83. David Bowie, 'Let's Dance'
"I wanted to come in touch with the common factor and not seem to be some sort of alien freak," David Bowie told writer Lisa Robinson shortly after the release of Let's Dance, his most accessible — and commercially successful — album. "I don't want to seem detached and cold, because I'm not."
A warmer, more open Bowie was evident at every turn on Let's Dance, whose bright, upbeat exterior and approachable lyrics celebrate "modern love" and sensual romance beneath "serious moonlight."
Coming off of four hermitic, experimental and disillusioned albums — from Low to Scary Monsters — Bowie pulled an about-face. His newly found extroversion, complete with a haystack-yellow British-schoolboy haircut, netted him three Top Twenty singles — "Modern Love," "China Girl" and the chart-topping title track. Let's Dance was a determined move to recapture the spotlight by a musician who five years earlier had told Melody Maker, "I feel incredibly divorced from rock, and it's a genuine striving to be that way."
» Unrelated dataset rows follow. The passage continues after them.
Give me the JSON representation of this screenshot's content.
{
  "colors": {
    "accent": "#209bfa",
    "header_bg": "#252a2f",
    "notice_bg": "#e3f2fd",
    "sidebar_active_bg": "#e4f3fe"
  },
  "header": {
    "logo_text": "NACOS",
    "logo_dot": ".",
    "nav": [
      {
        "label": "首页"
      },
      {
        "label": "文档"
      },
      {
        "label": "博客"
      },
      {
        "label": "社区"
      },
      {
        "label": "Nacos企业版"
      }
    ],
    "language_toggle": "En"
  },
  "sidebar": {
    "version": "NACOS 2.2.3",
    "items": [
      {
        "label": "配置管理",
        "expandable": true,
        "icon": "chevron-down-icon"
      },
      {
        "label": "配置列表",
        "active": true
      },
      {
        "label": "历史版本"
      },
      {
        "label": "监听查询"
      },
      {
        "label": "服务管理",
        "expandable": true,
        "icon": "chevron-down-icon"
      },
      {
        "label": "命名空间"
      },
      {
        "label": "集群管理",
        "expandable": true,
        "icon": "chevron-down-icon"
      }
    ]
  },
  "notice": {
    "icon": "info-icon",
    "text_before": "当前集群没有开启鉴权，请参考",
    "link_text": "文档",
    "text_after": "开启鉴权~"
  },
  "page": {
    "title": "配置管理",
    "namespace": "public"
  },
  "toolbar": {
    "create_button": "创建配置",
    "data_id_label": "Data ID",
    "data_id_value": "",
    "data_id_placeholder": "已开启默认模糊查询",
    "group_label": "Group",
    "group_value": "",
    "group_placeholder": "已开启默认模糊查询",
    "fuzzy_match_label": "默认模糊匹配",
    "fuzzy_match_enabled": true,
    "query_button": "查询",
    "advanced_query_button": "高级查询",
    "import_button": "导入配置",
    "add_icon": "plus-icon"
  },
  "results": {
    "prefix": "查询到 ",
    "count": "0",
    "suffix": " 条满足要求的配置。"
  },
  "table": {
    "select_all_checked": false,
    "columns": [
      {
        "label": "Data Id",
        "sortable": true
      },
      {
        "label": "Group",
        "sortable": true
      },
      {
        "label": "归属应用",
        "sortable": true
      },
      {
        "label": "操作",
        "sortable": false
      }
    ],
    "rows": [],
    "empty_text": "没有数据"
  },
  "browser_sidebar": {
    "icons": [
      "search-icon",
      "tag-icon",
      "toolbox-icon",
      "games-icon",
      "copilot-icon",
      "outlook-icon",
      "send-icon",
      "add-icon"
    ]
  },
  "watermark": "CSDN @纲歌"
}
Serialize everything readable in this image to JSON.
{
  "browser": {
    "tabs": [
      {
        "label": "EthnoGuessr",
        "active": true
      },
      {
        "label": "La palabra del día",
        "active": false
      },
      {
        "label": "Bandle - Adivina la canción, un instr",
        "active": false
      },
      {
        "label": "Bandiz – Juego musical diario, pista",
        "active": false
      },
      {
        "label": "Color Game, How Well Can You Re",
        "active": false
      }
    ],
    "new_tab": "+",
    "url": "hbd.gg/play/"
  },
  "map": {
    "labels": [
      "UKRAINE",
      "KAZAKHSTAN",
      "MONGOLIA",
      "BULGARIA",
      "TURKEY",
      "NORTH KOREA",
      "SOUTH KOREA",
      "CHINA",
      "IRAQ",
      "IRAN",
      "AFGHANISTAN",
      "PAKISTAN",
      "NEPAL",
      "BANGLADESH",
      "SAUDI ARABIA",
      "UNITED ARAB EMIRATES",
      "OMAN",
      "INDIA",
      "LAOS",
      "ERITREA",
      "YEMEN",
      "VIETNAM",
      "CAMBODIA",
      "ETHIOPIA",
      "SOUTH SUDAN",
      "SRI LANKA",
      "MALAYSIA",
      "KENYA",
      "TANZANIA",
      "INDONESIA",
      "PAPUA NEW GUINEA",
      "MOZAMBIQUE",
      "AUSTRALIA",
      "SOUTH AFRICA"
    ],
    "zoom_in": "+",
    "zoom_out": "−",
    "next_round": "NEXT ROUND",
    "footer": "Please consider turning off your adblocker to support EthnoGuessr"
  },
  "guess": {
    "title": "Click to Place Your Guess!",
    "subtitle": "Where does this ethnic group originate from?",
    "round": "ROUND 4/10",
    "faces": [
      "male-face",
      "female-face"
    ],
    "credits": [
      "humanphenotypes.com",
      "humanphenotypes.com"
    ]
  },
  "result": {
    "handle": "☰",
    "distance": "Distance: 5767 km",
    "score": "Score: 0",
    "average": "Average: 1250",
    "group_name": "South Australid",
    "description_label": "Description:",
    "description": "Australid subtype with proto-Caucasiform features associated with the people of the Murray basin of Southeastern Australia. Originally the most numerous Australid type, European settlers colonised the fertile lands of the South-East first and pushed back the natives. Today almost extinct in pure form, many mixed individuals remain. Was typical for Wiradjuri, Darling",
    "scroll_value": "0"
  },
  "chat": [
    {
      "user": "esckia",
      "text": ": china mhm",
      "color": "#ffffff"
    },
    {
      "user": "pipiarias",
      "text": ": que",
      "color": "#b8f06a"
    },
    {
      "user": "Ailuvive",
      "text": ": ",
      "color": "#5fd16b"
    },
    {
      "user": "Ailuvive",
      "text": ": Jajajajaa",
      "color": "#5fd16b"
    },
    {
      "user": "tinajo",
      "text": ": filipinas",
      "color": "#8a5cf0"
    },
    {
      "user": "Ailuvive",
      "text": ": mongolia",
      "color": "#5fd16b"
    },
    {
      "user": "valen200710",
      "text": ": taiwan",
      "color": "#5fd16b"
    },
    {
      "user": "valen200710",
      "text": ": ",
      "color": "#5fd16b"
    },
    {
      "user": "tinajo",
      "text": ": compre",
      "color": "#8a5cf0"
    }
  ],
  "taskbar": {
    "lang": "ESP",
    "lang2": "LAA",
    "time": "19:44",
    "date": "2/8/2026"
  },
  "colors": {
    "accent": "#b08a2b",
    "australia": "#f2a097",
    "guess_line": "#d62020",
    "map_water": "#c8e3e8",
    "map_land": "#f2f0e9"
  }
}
Let's Dance grafts brassy, big-band swing onto a solid, contemporary R&B foundation. Bowie tapped Nile Rodgers, guitarist for the stylish New York dance band Chic, to produce Let's Dance. Excluding Texas blues guitarist Stevie Ray Vaughan, who was Bowie's suggestion, the musicians were drawn from Rodgers's circle. "Except for Bernard Edwards, no person had influenced me more," Rodgers says of Bowie. Yet the collaboration was nothing like what he had had in mind.
"To be honest, when I first got involved, I wanted to do a very noncommercial, avant-garde album," says Rodgers. "I thought I was finally getting a chance to show that black people can do records about things other than dancing, making love and stuff like that. I was quite surprised when I got to Europe and we were working on songs called 'Let's Dance' and 'Modern Love.'" After some discussion, Bowie said, "Nile, I want you to do what you do best — make great commercial records." He trusted Rodgers's instincts, and the album was finished in nineteen days.
Its swift popularity caught the normally unflappable Bowie off guard. "David might not want me to say this," says Rodgers with a chuckle, "but for the first few weeks, even he was surprised. He's a big artist and a rock & roll demigod, but there was still a garage-band guy in there who couldn't believe his record was selling. I'd be lying in bed, and the phone would ring: 'Hello, Nile? This is David. Look what's happening, did you see Billboard this week? Wow, unbelievable!'"